Democratic Party of Oregon Will Return Illegal $500K FTX Contribution


The Democratic Party of Oregon said Friday it will return the illegal $500,000 campaign contribution it received last October from an executive at FTX, the bankrupted cryptocurrency exchange, by tapping into contributions from some of the state’s most powerful Democrats.

The party said in a news release Friday that it would disgorge the $500,000 to the U.S. Marshal’s Service, as requested on April 13 in a letter from the U.S. Justice Department, which said it intended to use the funds to compensate victims of the FTX fraud.

The DPO received the contribution last fall from FTX executive Nishad Singh, but at his request, party officials misattributed it to Prime Trust, a crypto payment processor. Singh pled guilty to fraud and other charges in February. The Oregon Secretary of State’s election division subsequently investigated the party’s handling of the contribution, and fined it $15,000 last month.

The Oregon Department of Justice is also reviewing whether to open a criminal investigation into whether the DPO violated a state law against accepting campaign contributions under a false name.

The party said Friday that it is is also complying with an additional request to return $7,100 out of a $10,000 contribution that former FTX Chief Executive Sam Bankman-Fried made to the Oregon Victory Fund last year and was later transferred to the DPO. Bankman-Fried faces a slew of criminal charges tied FTX’s collapse.

The party’s state account, where the $500,000 was deposited in October and quickly spent on the gubernatorial and other campaigns in last November’s election, has a balance of only $32,000, according to state campaign finance filings. But in Friday’s news release, a party official credited the ability to repay the money to contributions from the campaign accounts of Gov. Tina Kotek, U.S. Sens. Ron Wyden and Jeff Merkley, and U.S. Reps. Earl Blumenauer, Suzanne Bonamici and Val Hoyle.

Kotek’s campaign filings showed a $100,000 contribution Friday to the party.

“The party has been working together to resolve this issue since Nishad Singh’s guilty plea to federal charges,” Dr. Rosa Colquitt, chair of the DPO, said in a statement. “This resolution will fully account for these donations by ensuring the funds go where they belong — to federal law enforcement officials working to achieve justice in this case.”

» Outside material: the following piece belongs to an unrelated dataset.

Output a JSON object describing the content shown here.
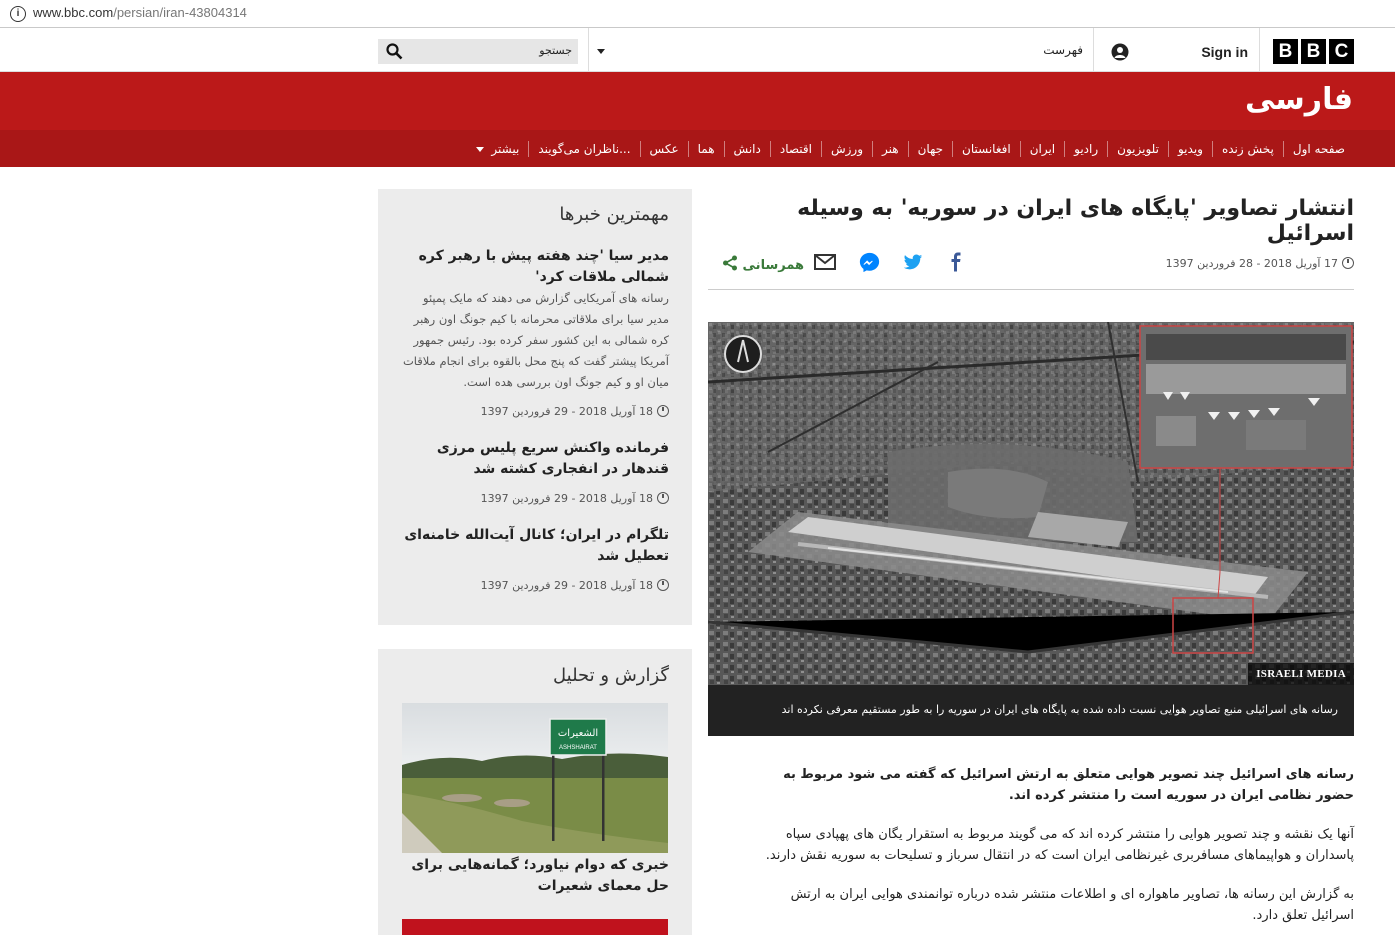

In fact, the party was already caught in a controversy of its own making over the historically large contribution from a company that had little to gain by influencing Oregon’s state politics, but would certainly want to curry favor with members of Congress in a position to influence cryptocurrency regulation.

Democrats’ heavy hitters like Kotek and Wyden are likely hoping the repayment will get an embarrassing albatross off their backs.

Hank Stern, a spokesperson for Wyden, said via email that Wyden had separately returned to the U.S. Marshal’s Service the $2,900 portion of Bankman-Fried’s $10,000 contribution to the Oregon Victory Fund that went to his campaign fund. While the fundraiser who helped arrange the larger contribution to the party is one who has worked for Wyden for years, Stern said his office had no role in brokering the contribution to the state party, which came as Republican gubernatorial candidate Christine Drazan appeared to be surging in the polls.

The party had little choice but to repay the funds, according to Brett Kappel, a Washington D.C., campaign finance lawyer who represents nonprofits and political campaigns. He said that precedent was well established when bankruptcy receivers went after recipients of campaign contributions after the bankruptcies of Enron in 2001 and Stanford Financial Group in 2009.

Recipients of contribution in both those cases argued they couldn’t be required to return the money because they’d already spent it. That’s didn’t fly in court, Kappel said, which determined the contributions were fraudulent transfers.

“If you get a court order that these are fraudulent conveyances, it becomes a debt that they have to continue reporting on (campaign finance reports) until its paid off,” he said. “You can’t escape the bankruptcy court.”